The presence of European and international institutions in Belgium have a significant impact on the economy, especially in Brussels, a recent study by the Free University of Brussels (VUB) shows. According to Belga news agency, roughly 220,000 expatriates live in Belgium and the international environment in Brussels generates up to 20% of the economy of the Brussels-Capital Region and up to 23.2% of regional employment, or more than 162,000 jobs.
More than one in three Brussels residents has a foreign nationality and more than one in five has the nationality of an EU member state. Belga reports that the total impact of international and European institutions and lobbies is estimated at between 8.7 and 13.9 billion euros. This impact is equivalent to about one fifth of the regional economy of the Brussels-Capital Region.
HR firm Mercer’s ‘Cost of Living’ index shows that Brussels is becoming more expensive. At the beginning of 2022, the city moved 16 places upwards on the annual list and now ranks 39th. According to Mercer, the rise is explained by the high inflation and the weakening of the euro against the dollar.
“Living expenses have become significantly more expensive for expatriates and without adjustment of the indexation of their salaries, this will be at the expense of their purchasing power,” Mercer told The Bulletin.
Expats are more likely to reassess whether it is still attractive to work in Brussels under these circumstances.HR Firm Mercer
The VUB study called “Estimations of the Economic Impacts of International and European Institutions on the Brussels-Capital Region using a local Multiplier Approach” and conducted by Nicola Francesco Dotti, André Spithoven, Walter Ysebaert, states that besides the symbolic political value, the presence European institutions and other international organizations has an economic impact because of their administrative activities and staff remunerations but that estimating the economic impact poses some challenges.
The supranational nature of these organizations makes it challenging to quantify the size of these institutions and related bodies because country-based statistical systems hardly account for transnational organizations. Second, as these institutions and organizations mainly rely on taxpayers’ funding, policymakers need transparent estimates to assess the implications of their decisions as well as for a matter of accountability.

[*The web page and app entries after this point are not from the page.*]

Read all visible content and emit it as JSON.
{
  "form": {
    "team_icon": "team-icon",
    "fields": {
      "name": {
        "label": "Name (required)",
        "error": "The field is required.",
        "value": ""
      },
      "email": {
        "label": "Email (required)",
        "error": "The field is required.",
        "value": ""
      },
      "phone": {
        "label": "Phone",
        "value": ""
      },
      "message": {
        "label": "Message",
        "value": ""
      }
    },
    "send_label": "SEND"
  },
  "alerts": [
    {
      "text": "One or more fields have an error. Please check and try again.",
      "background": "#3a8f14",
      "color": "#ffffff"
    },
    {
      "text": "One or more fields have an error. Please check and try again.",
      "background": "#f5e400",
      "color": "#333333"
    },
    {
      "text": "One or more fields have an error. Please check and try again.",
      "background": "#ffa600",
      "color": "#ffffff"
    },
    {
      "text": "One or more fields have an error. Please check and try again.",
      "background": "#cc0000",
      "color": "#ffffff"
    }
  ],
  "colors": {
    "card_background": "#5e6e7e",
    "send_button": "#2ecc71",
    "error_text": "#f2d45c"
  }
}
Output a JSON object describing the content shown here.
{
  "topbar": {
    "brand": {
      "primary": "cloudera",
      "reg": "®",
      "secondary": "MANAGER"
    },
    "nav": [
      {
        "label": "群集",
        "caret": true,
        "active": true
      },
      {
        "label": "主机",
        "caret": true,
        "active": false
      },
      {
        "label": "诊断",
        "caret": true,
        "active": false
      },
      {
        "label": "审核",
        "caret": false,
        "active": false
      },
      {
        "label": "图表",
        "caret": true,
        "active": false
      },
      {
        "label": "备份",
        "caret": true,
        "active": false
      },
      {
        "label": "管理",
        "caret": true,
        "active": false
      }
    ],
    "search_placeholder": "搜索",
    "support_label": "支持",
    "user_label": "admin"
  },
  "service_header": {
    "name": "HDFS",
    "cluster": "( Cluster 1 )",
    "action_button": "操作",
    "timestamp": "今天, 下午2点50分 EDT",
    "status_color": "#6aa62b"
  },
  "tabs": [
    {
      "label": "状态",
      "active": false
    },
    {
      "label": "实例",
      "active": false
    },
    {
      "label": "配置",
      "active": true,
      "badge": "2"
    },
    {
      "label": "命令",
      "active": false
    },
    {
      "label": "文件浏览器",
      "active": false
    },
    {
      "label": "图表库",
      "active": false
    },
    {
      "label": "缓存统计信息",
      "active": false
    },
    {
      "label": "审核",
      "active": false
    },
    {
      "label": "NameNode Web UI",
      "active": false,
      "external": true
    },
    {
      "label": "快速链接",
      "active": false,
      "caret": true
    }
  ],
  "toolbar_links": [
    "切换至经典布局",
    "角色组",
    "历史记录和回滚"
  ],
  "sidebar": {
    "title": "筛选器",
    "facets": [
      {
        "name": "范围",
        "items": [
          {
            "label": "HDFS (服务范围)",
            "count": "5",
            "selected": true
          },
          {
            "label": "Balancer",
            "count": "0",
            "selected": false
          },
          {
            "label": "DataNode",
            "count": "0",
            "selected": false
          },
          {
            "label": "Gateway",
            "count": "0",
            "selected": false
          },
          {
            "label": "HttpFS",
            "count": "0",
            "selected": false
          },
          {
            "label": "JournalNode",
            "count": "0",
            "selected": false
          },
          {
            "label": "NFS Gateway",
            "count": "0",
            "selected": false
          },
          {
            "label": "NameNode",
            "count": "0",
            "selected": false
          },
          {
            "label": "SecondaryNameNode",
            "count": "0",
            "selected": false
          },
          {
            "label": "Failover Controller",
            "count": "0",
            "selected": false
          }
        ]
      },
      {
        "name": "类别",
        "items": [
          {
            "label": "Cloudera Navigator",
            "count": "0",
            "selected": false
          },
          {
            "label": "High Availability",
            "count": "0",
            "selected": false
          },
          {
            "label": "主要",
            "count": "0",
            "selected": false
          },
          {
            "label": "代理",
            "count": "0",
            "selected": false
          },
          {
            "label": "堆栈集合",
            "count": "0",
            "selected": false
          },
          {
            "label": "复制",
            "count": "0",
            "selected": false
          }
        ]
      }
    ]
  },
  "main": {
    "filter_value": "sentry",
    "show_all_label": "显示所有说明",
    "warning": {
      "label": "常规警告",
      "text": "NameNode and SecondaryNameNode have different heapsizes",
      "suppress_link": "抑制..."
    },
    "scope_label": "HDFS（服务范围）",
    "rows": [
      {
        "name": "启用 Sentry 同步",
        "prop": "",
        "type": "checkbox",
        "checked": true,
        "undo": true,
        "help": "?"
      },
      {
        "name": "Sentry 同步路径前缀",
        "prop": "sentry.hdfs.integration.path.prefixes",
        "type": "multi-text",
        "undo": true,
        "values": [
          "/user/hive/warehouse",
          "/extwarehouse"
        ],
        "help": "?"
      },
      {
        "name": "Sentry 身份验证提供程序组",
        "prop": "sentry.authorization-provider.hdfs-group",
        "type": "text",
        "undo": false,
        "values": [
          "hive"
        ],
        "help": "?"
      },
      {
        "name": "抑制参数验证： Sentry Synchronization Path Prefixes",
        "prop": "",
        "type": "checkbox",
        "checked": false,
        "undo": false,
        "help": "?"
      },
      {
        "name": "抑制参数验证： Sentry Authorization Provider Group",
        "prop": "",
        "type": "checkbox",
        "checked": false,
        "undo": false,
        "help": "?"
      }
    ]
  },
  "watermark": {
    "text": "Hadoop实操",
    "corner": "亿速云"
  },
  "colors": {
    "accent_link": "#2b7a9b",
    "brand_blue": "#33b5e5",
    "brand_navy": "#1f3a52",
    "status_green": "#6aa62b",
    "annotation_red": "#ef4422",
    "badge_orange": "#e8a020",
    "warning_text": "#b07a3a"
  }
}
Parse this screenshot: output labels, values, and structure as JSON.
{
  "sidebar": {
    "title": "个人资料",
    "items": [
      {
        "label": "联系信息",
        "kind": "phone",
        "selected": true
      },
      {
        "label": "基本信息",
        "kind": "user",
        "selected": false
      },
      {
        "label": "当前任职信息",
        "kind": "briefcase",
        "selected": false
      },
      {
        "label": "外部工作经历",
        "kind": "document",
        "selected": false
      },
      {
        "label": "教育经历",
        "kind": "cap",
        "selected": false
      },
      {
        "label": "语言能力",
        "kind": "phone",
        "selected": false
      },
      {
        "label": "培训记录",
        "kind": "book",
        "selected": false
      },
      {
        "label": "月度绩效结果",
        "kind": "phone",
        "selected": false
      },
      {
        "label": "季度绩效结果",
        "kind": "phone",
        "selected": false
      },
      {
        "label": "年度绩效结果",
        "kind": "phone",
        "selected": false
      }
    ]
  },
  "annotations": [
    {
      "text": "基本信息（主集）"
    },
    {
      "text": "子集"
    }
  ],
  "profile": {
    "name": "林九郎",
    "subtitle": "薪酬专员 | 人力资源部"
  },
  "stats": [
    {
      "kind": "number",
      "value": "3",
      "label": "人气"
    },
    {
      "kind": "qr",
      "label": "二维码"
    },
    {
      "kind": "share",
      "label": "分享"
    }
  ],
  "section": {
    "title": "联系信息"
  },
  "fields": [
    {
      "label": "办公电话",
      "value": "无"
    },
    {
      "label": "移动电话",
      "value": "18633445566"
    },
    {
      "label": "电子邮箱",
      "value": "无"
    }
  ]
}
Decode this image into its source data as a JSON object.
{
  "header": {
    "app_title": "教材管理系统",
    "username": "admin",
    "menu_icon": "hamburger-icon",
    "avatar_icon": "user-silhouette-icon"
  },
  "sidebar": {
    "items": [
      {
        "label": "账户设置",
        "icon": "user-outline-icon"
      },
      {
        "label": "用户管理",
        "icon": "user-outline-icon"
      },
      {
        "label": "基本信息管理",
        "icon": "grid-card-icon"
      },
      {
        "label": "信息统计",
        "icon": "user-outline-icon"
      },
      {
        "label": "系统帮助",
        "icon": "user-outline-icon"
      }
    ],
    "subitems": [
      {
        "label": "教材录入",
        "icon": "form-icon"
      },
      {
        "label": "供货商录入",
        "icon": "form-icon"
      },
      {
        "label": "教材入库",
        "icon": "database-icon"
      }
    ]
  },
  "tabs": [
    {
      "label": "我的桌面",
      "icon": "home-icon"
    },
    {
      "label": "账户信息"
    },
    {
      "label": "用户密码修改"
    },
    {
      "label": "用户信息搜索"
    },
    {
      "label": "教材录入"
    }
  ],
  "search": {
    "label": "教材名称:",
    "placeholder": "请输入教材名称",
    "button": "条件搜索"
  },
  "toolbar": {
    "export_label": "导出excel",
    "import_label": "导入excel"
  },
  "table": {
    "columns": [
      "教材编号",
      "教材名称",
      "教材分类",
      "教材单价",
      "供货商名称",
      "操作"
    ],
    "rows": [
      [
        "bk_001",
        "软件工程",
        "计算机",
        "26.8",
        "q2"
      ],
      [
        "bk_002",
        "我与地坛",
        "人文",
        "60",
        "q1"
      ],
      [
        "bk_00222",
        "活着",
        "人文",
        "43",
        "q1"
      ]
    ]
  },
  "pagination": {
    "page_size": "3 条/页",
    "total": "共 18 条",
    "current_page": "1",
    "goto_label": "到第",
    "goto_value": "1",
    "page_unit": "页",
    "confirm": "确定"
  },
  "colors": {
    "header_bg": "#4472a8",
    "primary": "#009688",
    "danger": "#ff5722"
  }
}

For these purposes, a meticulous data collection was carried out, and transparent assumptions are used to estimate the local economic multiplier effect of these activities accounting for operational expenditures, employees’ consumption as well as (Belgian) taxes and saving. The results show that the economic impact for the Brussels-Capital Region lies between 23% and 26% of regional turnover and 19% and 20% of employment, while inter-regional spillovers are estimated being around 1.5% to 1.7% of regional turnover and 0.6% to 0.7% of employment for both Flemish and Walloon regions.
Of the more than 162,000 jobs created by the international sector in Brussels, 48,909 are direct jobs of staff employed by international institutions, with the main European institutions, agencies and bodies creating 90% of these jobs.
Belga reports that some 21,000 people work for the European Commission, more than 6,700 for the European Parliament, and some 3,000 for the Council of the EU. The European External Action Service (EEAS) has over 1,600 employees and the European Research Executive Agency over 700. A little more than 35,000 of them live in the Brussels-Capital Region, 8,732 in the Flemish Region and 3,963 in the Walloon Region.